Work task: Copy each line of the data that has "this" in it.

--- Provided information ---

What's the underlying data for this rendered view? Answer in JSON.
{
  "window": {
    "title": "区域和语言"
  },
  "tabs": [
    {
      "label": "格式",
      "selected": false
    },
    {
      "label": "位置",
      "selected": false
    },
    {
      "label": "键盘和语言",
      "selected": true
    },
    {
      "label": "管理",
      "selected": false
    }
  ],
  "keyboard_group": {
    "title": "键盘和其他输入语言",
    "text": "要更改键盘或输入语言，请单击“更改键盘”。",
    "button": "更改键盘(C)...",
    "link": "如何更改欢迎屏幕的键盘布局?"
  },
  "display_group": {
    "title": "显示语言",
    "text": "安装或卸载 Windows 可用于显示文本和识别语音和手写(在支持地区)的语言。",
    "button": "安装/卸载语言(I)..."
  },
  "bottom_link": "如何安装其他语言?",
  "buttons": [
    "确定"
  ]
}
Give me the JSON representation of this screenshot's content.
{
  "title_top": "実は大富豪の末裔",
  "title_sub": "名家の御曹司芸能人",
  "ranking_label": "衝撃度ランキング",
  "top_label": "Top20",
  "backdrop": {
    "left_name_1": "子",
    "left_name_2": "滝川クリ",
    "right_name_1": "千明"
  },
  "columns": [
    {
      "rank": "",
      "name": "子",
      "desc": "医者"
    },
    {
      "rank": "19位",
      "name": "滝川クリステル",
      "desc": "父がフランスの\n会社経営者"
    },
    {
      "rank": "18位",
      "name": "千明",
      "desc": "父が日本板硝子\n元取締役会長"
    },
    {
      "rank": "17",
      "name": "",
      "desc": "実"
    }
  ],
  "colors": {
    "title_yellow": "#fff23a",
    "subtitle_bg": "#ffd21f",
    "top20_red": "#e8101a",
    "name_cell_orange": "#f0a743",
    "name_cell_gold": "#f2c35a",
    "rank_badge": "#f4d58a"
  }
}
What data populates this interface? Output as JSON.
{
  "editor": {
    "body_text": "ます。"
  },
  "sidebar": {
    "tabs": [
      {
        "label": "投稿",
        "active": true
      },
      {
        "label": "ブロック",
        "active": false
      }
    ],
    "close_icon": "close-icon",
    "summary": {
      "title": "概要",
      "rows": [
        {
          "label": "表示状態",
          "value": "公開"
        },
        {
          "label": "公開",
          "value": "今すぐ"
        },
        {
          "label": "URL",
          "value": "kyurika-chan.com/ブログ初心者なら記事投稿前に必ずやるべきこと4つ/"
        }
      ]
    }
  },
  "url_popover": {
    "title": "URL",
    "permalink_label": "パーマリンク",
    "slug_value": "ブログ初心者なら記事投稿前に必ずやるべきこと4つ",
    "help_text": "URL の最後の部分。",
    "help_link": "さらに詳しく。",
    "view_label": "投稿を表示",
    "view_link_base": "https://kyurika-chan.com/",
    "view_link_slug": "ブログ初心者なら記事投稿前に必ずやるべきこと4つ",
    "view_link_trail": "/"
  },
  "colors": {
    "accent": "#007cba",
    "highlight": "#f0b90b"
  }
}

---

Written answer:
What's the underlying data for this rendered view? Answer in JSON.
Give me the JSON representation of this screenshot's content.
What data populates this interface? Output as JSON.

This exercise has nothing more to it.